This Dawkin guy is of the same mold, he can not look past "big three"- christist, islamist and Jews, with absolutely no understanding or comprehension of eastern "religions" and he reaches to so wide ranging conclusions about such deep issues as atheism and God and science.

Someday somebody please explain to me the definition of big three religions and what it takes to qualify for the memebership.

Ghost Writer said...

The issue at hand is the absolute belief that 'I alone, and my method alone' is true. The scientific rationalists are not immune to this - it is just that their absolutism is based on what they call empirical evidence.
The notion of what qualifies as 'empirical' apart - there is one thing that is centrally wrong with the rationalist's approach - being that everyone in the world can see the world as they do. According to Indic traditions this is not so (a correct conclusion). Our traditions have it that
1- Reality is multi-layered
2- Each sees the same reality differently based on his or her own special gifts.
Hence if you are an intellectual you go the Jnana-yoga way, however if you are more given to the emotional side of human nature you have the Bhakti-yoga, if you are more given to action and energy you have karma-yoga and so on

This emphasis - that people of different dispositions shall see things in a different light is the one unique gift - a defining feature of Hinduism.

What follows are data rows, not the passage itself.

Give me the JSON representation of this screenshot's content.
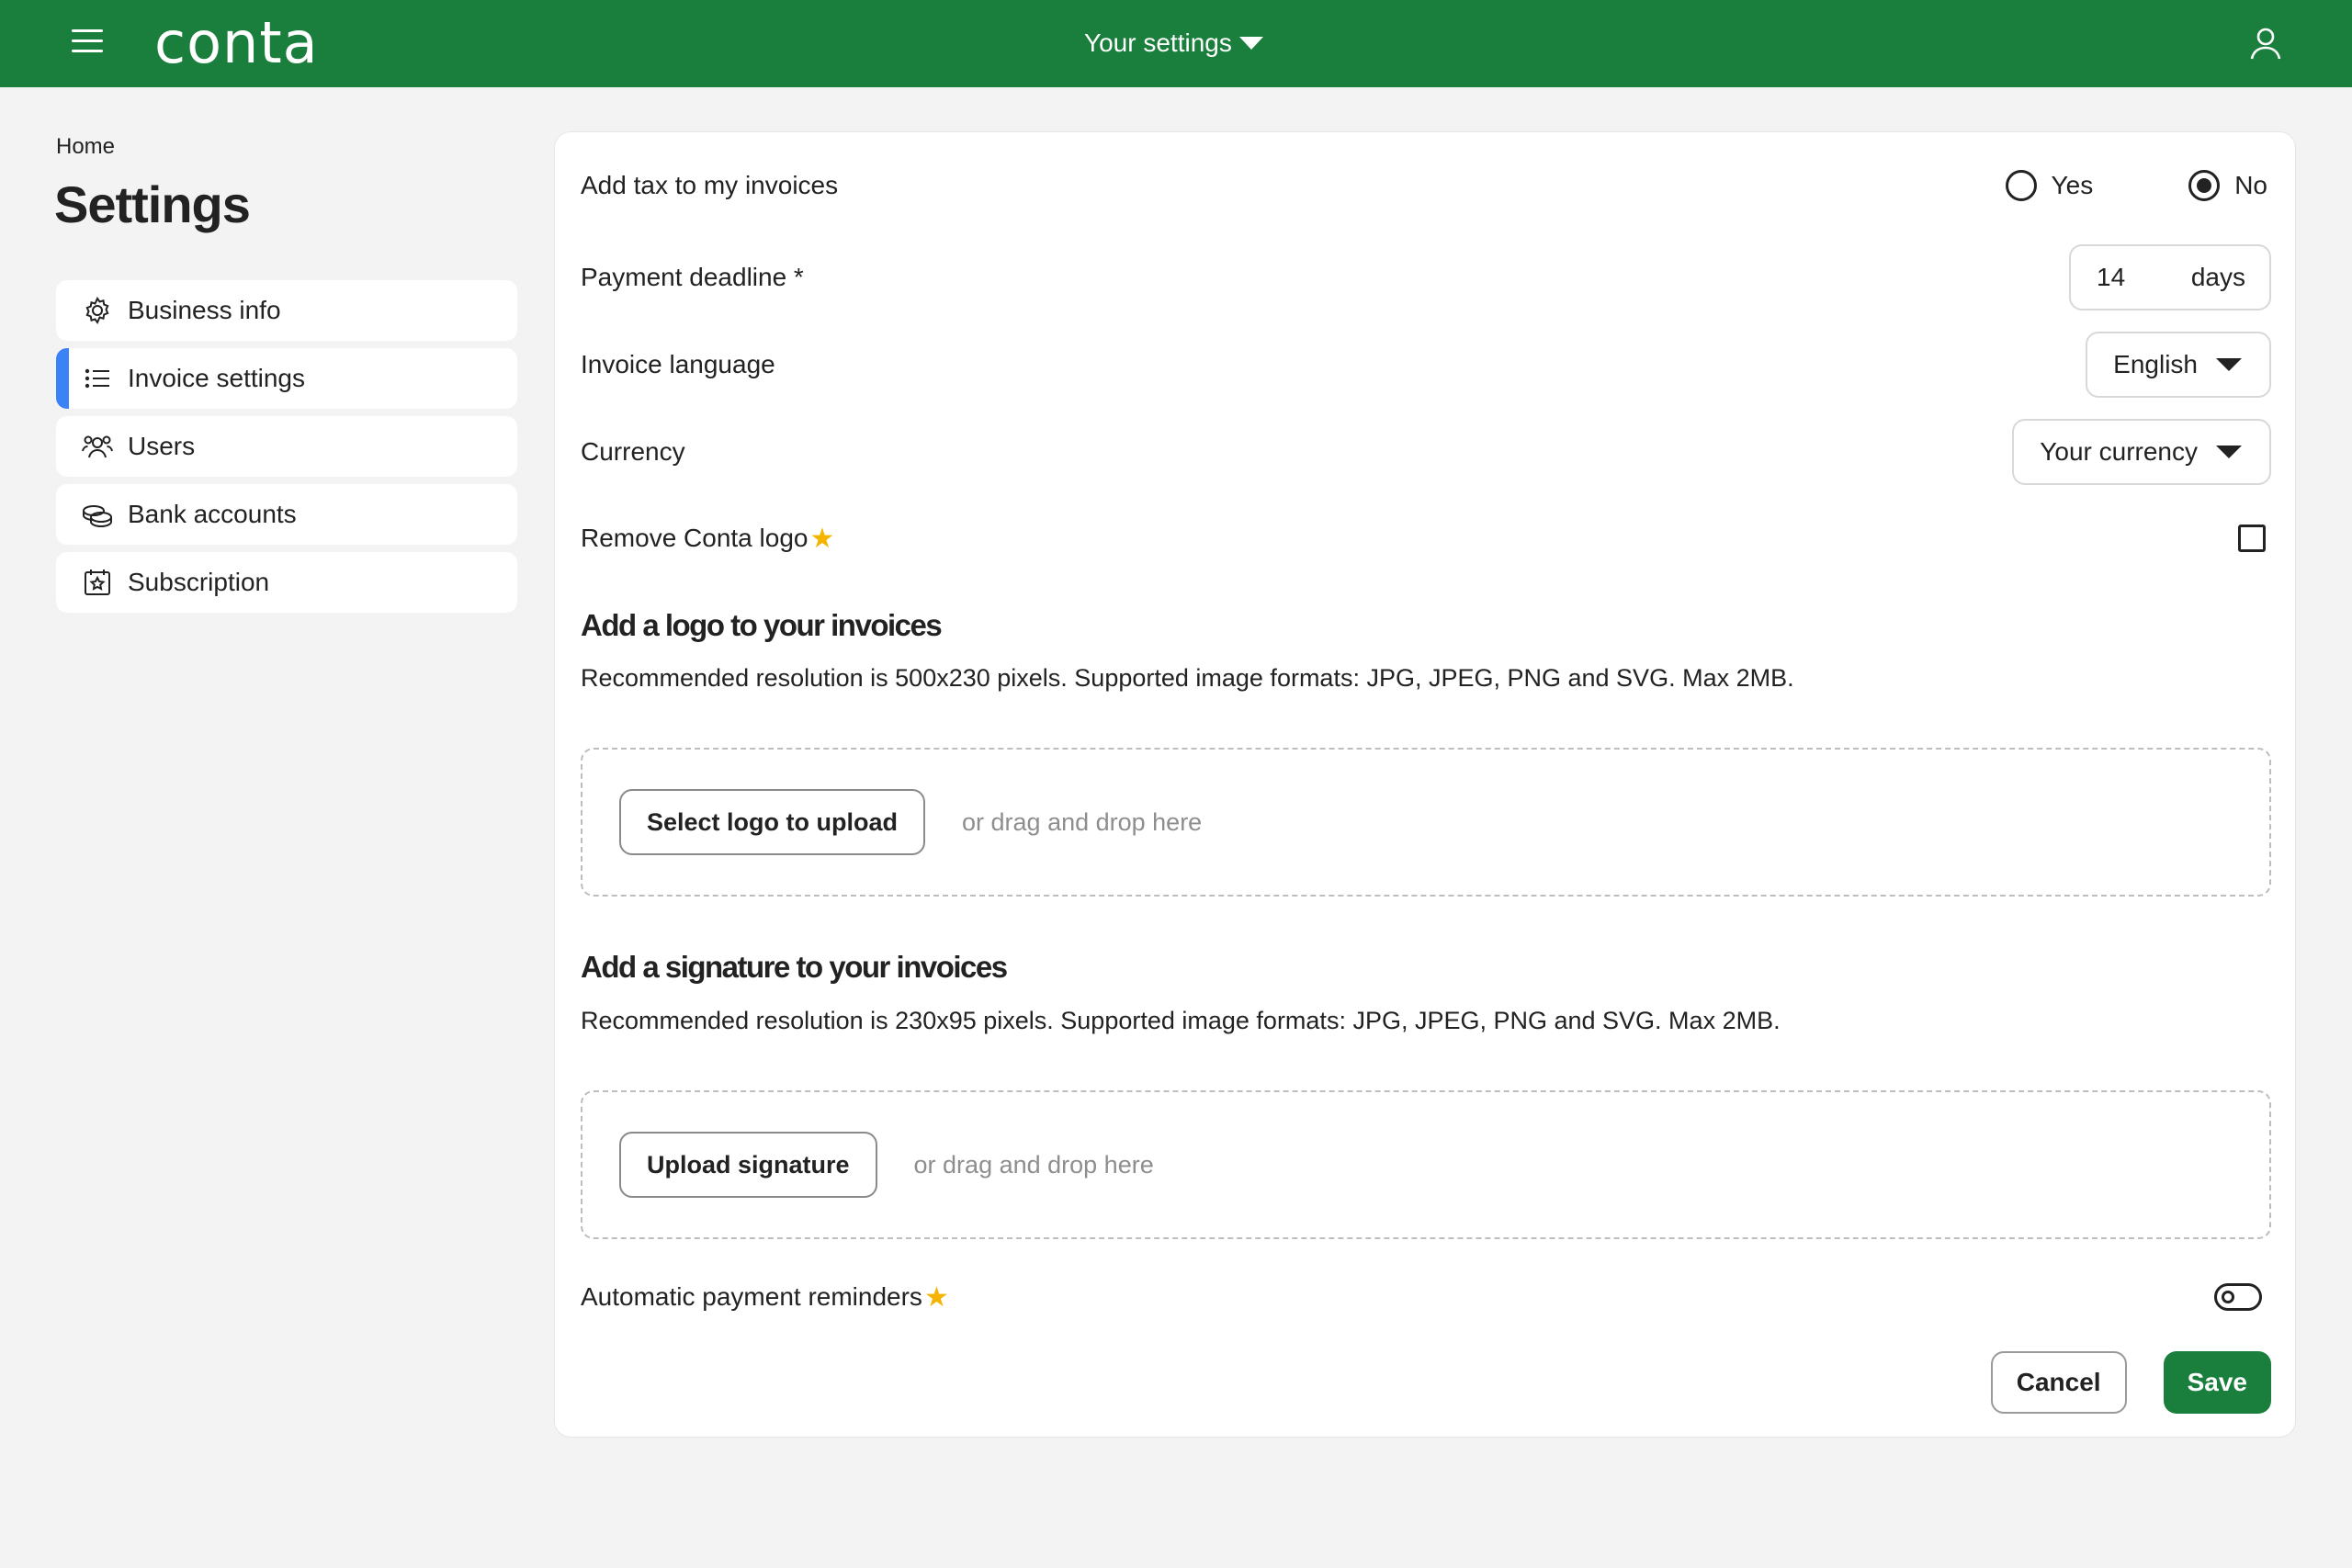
{
  "header": {
    "logo_text": "conta",
    "settings_menu_label": "Your settings"
  },
  "breadcrumb": "Home",
  "page_title": "Settings",
  "sidebar": {
    "items": [
      {
        "label": "Business info",
        "icon": "gear-icon",
        "active": false
      },
      {
        "label": "Invoice settings",
        "icon": "list-icon",
        "active": true
      },
      {
        "label": "Users",
        "icon": "users-icon",
        "active": false
      },
      {
        "label": "Bank accounts",
        "icon": "coins-icon",
        "active": false
      },
      {
        "label": "Subscription",
        "icon": "calendar-star-icon",
        "active": false
      }
    ]
  },
  "form": {
    "tax": {
      "label": "Add tax to my invoices",
      "yes_label": "Yes",
      "no_label": "No",
      "selected": "No"
    },
    "payment_deadline": {
      "label": "Payment deadline *",
      "value": "14",
      "unit": "days"
    },
    "invoice_language": {
      "label": "Invoice language",
      "value": "English"
    },
    "currency": {
      "label": "Currency",
      "value": "Your currency"
    },
    "remove_logo": {
      "label": "Remove Conta logo",
      "checked": false
    },
    "logo_section": {
      "title": "Add a logo to your invoices",
      "description": "Recommended resolution is 500x230 pixels. Supported image formats: JPG, JPEG, PNG and SVG. Max 2MB.",
      "button_label": "Select logo to upload",
      "drop_hint": "or drag and drop here"
    },
    "signature_section": {
      "title": "Add a signature to your invoices",
      "description": "Recommended resolution is 230x95 pixels. Supported image formats: JPG, JPEG, PNG and SVG. Max 2MB.",
      "button_label": "Upload signature",
      "drop_hint": "or drag and drop here"
    },
    "payment_reminders": {
      "label": "Automatic payment reminders",
      "enabled": false
    }
  },
  "actions": {
    "cancel_label": "Cancel",
    "save_label": "Save"
  },
  "colors": {
    "brand_green": "#1a7f3c",
    "active_accent": "#3b82f6",
    "premium_star": "#f5b400"
  }
}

Strictly speaking the rationalists are pursuing Jnana-yoga - and believe that everyone else should do so too.

The other, and more critical feature of the Indic tradition is the emphasis on self-realisation (what Maslow called Actualisation ). In Hinduism - the goal is to excel at your chosen path to such a degree that you simply transcend the sensory world. (being in 'the zone'). This is critical - because it shows another side of Ancient India - that they had essentially solved the 'economic problem' i.e. production of food, health care etc. Ancient India was the first nation to scale the Maslow pyramid

virat0 said...

i don't agree with his arguments that posit that blind faith is a peculiarly religious phenomenon,...
Thanks for such opinion..... Actually faith is not the only blindness.To start with, it would be okay to say that during the election times, republicans remain blind to democrats and vice versa... and it is same every where. Searching the end of blindness in the middle of night could be tough job though.
Sri ....